-------- INPUT MATERIAL

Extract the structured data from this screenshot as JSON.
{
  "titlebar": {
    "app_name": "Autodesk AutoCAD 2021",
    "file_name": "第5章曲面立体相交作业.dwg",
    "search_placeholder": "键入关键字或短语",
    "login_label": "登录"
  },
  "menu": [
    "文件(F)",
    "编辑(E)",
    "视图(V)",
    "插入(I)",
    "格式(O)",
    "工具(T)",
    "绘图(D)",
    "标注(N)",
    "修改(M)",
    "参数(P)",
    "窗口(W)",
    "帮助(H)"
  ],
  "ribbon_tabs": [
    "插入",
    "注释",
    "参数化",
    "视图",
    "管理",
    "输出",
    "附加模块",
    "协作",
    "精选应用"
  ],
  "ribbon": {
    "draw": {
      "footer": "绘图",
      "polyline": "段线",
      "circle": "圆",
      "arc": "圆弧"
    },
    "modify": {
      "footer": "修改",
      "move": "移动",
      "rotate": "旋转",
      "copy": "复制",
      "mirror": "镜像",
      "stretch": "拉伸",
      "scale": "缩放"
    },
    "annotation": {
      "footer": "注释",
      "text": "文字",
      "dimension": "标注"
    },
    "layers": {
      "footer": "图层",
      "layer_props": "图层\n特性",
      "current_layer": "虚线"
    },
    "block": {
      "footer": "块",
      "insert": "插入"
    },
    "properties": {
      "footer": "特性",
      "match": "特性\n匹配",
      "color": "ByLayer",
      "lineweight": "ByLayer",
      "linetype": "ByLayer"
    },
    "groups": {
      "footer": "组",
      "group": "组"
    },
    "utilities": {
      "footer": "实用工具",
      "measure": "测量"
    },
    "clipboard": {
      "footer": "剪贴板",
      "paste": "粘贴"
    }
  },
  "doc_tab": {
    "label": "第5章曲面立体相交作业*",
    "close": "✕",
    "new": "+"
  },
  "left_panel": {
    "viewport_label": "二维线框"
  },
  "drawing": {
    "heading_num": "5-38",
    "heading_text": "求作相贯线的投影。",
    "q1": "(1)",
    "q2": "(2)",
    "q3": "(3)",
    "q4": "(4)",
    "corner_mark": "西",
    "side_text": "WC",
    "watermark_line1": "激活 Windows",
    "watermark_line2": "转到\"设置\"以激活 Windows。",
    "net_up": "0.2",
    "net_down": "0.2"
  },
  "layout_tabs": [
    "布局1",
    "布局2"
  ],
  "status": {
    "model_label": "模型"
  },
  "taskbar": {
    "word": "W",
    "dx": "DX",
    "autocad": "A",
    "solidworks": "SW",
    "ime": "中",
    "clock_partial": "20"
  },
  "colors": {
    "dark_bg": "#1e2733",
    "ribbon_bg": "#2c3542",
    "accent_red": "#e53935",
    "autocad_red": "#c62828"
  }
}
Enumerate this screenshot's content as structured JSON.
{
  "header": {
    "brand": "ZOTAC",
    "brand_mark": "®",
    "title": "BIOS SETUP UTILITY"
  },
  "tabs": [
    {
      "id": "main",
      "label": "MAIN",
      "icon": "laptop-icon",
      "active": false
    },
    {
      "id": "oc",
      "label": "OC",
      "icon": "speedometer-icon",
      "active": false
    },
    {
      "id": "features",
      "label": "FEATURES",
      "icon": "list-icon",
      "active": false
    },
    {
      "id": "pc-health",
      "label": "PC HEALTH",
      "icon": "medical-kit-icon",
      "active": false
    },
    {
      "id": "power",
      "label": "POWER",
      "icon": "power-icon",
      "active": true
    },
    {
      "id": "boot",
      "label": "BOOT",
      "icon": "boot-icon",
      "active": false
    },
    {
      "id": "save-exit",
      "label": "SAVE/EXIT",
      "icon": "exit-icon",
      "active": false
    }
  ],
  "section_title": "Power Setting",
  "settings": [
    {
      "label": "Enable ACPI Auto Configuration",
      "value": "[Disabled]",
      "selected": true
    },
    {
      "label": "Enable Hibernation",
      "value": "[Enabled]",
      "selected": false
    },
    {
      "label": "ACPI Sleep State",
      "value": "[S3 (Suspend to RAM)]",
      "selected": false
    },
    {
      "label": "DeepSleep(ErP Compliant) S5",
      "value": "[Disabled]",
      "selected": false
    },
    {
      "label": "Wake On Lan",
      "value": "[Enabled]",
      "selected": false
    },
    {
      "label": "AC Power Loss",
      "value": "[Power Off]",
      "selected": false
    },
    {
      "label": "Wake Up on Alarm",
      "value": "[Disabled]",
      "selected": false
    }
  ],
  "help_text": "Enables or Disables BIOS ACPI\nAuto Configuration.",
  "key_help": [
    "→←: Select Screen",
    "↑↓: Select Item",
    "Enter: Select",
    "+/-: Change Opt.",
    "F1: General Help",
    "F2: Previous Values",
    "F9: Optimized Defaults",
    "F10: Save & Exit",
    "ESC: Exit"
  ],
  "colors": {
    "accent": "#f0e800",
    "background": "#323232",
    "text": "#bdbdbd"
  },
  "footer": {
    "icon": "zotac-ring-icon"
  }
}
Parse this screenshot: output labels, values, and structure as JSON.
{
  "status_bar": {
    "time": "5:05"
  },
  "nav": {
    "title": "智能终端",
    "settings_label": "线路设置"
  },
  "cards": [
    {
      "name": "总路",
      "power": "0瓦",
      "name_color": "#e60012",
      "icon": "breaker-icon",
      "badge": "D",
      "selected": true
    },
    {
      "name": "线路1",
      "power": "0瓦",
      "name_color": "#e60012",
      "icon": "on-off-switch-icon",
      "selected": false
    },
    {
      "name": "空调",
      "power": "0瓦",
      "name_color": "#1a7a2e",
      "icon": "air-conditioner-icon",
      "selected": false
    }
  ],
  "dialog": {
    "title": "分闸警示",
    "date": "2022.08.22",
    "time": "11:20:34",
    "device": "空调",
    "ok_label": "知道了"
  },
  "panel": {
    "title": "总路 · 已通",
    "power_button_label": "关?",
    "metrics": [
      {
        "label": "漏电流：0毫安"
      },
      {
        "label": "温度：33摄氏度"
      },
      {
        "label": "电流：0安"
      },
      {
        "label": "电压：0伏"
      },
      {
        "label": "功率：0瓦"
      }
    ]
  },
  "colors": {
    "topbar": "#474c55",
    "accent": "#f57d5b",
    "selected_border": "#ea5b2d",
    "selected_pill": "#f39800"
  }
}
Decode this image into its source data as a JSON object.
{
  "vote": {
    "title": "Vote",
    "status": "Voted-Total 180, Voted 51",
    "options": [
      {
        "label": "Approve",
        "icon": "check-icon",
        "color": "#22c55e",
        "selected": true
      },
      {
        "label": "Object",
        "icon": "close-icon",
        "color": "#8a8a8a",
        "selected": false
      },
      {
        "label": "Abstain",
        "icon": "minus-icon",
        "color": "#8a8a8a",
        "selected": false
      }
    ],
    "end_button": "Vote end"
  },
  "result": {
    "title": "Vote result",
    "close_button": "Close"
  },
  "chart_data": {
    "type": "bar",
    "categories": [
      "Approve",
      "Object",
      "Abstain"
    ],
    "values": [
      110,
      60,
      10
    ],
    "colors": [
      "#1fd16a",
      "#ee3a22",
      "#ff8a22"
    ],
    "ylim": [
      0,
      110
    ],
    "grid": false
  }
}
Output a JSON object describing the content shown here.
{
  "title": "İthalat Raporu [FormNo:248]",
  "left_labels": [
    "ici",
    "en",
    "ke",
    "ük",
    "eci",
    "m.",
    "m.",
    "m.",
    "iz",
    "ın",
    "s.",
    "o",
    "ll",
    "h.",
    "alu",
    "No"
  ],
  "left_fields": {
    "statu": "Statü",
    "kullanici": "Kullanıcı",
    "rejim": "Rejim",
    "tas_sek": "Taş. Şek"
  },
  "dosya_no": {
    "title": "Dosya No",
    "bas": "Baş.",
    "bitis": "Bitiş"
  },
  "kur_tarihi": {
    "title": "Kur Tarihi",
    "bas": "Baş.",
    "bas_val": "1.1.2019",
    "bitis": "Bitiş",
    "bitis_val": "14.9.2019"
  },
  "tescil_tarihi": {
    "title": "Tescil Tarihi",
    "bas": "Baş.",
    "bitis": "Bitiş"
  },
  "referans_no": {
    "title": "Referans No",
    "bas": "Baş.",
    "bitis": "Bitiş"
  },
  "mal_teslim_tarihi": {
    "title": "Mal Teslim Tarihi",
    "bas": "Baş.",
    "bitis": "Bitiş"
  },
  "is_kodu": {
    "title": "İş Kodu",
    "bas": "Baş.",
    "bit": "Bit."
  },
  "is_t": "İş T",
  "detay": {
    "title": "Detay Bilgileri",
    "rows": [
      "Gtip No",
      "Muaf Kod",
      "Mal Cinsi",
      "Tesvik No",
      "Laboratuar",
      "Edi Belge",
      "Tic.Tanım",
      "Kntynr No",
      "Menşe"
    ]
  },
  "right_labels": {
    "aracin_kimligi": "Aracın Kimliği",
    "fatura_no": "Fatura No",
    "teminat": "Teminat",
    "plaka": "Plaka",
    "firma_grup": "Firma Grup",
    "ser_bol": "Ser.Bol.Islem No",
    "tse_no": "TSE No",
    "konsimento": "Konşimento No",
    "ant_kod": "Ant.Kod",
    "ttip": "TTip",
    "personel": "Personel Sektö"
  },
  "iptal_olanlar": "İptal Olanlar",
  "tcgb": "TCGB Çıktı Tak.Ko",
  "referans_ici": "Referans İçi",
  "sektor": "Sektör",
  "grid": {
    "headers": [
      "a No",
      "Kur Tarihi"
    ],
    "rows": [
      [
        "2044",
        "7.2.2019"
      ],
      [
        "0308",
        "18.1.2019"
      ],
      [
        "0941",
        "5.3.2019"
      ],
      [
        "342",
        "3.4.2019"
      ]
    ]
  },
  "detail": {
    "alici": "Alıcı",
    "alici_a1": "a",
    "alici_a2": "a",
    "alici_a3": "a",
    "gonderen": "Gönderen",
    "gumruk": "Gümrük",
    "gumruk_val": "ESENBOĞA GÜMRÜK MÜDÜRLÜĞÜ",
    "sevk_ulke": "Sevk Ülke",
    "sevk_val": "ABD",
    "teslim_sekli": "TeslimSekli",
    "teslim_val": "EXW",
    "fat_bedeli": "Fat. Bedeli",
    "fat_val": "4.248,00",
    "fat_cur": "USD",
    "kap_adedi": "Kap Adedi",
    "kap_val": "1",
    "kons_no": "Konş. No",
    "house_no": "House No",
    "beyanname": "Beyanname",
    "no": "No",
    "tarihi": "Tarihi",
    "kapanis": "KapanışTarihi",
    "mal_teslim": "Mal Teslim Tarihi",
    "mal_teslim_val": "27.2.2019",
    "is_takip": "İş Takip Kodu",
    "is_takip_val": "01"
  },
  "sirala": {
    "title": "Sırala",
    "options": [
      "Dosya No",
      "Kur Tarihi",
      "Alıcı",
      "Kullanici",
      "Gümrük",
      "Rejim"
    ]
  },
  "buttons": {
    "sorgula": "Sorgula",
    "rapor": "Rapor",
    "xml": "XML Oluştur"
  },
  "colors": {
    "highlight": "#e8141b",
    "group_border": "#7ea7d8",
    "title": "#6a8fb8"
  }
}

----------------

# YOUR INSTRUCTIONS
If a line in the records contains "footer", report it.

# RESULT OF THIS EXERCISE
      "footer": "绘图",
      "footer": "修改",
      "footer": "注释",
      "footer": "图层",
      "footer": "块",
      "footer": "特性",
      "footer": "组",
      "footer": "实用工具",
      "footer": "剪贴板",
  "footer": {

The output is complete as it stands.